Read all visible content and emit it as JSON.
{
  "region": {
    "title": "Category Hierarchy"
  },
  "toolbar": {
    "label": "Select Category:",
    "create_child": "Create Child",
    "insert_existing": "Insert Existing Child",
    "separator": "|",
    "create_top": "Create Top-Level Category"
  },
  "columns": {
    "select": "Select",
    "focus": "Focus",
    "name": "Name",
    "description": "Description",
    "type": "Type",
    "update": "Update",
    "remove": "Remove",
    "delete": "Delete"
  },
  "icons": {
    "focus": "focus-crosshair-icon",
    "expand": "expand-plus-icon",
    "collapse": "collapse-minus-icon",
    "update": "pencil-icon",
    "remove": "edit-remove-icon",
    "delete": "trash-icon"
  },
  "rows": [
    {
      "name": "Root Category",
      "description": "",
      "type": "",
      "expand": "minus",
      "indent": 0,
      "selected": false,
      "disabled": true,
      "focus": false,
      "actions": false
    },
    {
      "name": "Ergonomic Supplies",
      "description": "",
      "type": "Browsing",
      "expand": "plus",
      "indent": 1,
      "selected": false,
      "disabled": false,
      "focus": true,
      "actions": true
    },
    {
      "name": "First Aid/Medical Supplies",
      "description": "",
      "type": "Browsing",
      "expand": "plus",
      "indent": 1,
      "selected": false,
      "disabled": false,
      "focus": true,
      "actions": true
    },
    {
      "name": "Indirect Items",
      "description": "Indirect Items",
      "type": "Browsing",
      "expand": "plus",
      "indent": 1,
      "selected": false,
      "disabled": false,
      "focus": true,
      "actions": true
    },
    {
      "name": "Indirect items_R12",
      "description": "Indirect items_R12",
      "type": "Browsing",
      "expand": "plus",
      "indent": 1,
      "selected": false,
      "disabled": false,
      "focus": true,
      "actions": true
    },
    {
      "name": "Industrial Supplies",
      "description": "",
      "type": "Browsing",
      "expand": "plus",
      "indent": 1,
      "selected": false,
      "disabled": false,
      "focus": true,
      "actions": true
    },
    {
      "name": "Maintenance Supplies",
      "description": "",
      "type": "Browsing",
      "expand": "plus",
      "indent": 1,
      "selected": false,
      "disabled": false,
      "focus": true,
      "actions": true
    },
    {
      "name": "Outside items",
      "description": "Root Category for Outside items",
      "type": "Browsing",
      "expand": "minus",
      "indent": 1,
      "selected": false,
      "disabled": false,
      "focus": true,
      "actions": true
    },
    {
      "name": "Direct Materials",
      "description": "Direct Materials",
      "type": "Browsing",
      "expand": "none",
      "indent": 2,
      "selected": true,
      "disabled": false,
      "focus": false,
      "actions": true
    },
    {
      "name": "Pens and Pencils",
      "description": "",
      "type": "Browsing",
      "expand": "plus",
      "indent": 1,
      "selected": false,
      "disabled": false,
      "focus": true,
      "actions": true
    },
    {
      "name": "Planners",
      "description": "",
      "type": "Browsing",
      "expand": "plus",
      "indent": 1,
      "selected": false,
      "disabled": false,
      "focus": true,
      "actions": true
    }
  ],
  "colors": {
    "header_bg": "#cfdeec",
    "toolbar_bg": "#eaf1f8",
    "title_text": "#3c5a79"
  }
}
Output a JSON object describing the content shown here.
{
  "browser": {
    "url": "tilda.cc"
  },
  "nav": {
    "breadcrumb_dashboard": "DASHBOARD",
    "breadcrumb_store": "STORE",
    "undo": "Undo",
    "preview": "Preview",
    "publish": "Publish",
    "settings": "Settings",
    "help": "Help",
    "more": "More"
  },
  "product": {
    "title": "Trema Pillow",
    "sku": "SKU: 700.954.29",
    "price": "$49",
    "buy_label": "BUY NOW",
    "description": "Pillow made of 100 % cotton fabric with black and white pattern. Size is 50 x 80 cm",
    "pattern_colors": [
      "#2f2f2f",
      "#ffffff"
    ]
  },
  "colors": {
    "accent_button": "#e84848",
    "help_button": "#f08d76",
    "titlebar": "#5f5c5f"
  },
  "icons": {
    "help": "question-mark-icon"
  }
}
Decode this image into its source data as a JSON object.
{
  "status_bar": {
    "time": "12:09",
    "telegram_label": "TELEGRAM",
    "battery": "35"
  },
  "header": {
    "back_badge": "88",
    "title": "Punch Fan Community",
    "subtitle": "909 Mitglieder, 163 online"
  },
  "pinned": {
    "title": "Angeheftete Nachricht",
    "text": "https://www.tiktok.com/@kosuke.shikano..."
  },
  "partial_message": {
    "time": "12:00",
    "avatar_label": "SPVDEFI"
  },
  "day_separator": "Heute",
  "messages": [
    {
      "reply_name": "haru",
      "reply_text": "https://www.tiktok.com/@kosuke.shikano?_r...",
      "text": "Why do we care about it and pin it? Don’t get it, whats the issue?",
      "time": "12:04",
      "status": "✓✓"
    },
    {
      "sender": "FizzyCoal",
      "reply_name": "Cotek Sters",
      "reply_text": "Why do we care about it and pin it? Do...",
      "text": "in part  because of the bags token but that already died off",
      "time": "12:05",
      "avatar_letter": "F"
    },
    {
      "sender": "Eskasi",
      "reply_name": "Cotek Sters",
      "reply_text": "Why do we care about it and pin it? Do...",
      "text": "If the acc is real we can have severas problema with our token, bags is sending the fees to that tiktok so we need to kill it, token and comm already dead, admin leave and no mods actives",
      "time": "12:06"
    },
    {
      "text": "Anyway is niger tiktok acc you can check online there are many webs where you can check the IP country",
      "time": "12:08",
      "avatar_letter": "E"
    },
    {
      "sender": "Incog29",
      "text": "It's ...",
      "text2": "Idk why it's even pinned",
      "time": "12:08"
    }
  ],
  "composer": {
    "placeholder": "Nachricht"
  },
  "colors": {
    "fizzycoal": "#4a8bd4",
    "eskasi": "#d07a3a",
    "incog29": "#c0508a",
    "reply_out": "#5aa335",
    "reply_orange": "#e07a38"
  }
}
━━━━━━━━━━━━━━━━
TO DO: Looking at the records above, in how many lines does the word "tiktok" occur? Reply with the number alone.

TASK RESPONSE: 4